# Directions:
All the data below should be printed again without a single difference.

(Stored items)
Content starts

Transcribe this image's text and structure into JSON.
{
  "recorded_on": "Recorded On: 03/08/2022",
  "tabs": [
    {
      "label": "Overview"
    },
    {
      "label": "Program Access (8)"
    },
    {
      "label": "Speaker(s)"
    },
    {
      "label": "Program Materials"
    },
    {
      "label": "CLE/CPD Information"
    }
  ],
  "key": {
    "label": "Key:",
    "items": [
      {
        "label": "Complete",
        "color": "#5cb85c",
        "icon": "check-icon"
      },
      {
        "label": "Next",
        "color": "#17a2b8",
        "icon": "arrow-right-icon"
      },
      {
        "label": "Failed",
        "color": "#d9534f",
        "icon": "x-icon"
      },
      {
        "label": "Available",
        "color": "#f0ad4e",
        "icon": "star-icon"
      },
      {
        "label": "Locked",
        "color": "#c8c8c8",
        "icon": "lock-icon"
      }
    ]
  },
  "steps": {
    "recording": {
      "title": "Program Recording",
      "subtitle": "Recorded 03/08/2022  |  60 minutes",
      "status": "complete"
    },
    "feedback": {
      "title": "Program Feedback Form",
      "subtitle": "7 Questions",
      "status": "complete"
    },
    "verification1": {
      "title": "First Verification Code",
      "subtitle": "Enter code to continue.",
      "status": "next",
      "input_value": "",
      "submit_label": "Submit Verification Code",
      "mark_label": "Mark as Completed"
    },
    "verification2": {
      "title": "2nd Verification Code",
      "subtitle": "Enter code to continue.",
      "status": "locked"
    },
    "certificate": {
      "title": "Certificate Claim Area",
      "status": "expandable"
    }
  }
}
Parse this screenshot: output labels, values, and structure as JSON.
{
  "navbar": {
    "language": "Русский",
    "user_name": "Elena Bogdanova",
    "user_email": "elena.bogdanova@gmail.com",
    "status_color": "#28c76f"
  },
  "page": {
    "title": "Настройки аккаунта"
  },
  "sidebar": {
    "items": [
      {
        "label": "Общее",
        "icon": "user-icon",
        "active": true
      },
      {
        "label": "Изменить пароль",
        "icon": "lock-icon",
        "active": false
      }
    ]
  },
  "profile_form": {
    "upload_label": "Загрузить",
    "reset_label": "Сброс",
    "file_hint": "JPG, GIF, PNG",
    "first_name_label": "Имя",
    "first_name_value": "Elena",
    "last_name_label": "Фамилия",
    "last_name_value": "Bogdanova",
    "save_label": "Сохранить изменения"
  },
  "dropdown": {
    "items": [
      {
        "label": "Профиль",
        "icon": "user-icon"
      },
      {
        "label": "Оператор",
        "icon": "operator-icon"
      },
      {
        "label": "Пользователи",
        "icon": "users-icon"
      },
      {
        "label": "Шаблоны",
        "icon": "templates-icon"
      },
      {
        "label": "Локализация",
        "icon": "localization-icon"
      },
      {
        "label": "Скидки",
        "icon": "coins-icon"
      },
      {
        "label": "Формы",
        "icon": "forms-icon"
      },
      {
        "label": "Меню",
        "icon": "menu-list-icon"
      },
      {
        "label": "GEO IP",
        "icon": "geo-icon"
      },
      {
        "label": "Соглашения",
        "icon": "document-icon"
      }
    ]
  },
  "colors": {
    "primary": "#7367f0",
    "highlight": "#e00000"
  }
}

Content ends

# Written response:
Transcribe this image's text and structure into JSON.
{
  "recorded_on": "Recorded On: 03/08/2022",
  "tabs": [
    {
      "label": "Overview"
    },
    {
      "label": "Program Access (8)"
    },
    {
      "label": "Speaker(s)"
    },
    {
      "label": "Program Materials"
    },
    {
      "label": "CLE/CPD Information"
    }
  ],
  "key": {
    "label": "Key:",
    "items": [
      {
        "label": "Complete",
        "color": "#5cb85c",
        "icon": "check-icon"
      },
      {
        "label": "Next",
        "color": "#17a2b8",
        "icon": "arrow-right-icon"
      },
      {
        "label": "Failed",
        "color": "#d9534f",
        "icon": "x-icon"
      },
      {
        "label": "Available",
        "color": "#f0ad4e",
        "icon": "star-icon"
      },
      {
        "label": "Locked",
        "color": "#c8c8c8",
        "icon": "lock-icon"
      }
    ]
  },
  "steps": {
    "recording": {
      "title": "Program Recording",
      "subtitle": "Recorded 03/08/2022  |  60 minutes",
      "status": "complete"
    },
    "feedback": {
      "title": "Program Feedback Form",
      "subtitle": "7 Questions",
      "status": "complete"
    },
    "verification1": {
      "title": "First Verification Code",
      "subtitle": "Enter code to continue.",
      "status": "next",
      "input_value": "",
      "submit_label": "Submit Verification Code",
      "mark_label": "Mark as Completed"
    },
    "verification2": {
      "title": "2nd Verification Code",
      "subtitle": "Enter code to continue.",
      "status": "locked"
    },
    "certificate": {
      "title": "Certificate Claim Area",
      "status": "expandable"
    }
  }
}
Parse this screenshot: output labels, values, and structure as JSON.
{
  "navbar": {
    "language": "Русский",
    "user_name": "Elena Bogdanova",
    "user_email": "elena.bogdanova@gmail.com",
    "status_color": "#28c76f"
  },
  "page": {
    "title": "Настройки аккаунта"
  },
  "sidebar": {
    "items": [
      {
        "label": "Общее",
        "icon": "user-icon",
        "active": true
      },
      {
        "label": "Изменить пароль",
        "icon": "lock-icon",
        "active": false
      }
    ]
  },
  "profile_form": {
    "upload_label": "Загрузить",
    "reset_label": "Сброс",
    "file_hint": "JPG, GIF, PNG",
    "first_name_label": "Имя",
    "first_name_value": "Elena",
    "last_name_label": "Фамилия",
    "last_name_value": "Bogdanova",
    "save_label": "Сохранить изменения"
  },
  "dropdown": {
    "items": [
      {
        "label": "Профиль",
        "icon": "user-icon"
      },
      {
        "label": "Оператор",
        "icon": "operator-icon"
      },
      {
        "label": "Пользователи",
        "icon": "users-icon"
      },
      {
        "label": "Шаблоны",
        "icon": "templates-icon"
      },
      {
        "label": "Локализация",
        "icon": "localization-icon"
      },
      {
        "label": "Скидки",
        "icon": "coins-icon"
      },
      {
        "label": "Формы",
        "icon": "forms-icon"
      },
      {
        "label": "Меню",
        "icon": "menu-list-icon"
      },
      {
        "label": "GEO IP",
        "icon": "geo-icon"
      },
      {
        "label": "Соглашения",
        "icon": "document-icon"
      }
    ]
  },
  "colors": {
    "primary": "#7367f0",
    "highlight": "#e00000"
  }
}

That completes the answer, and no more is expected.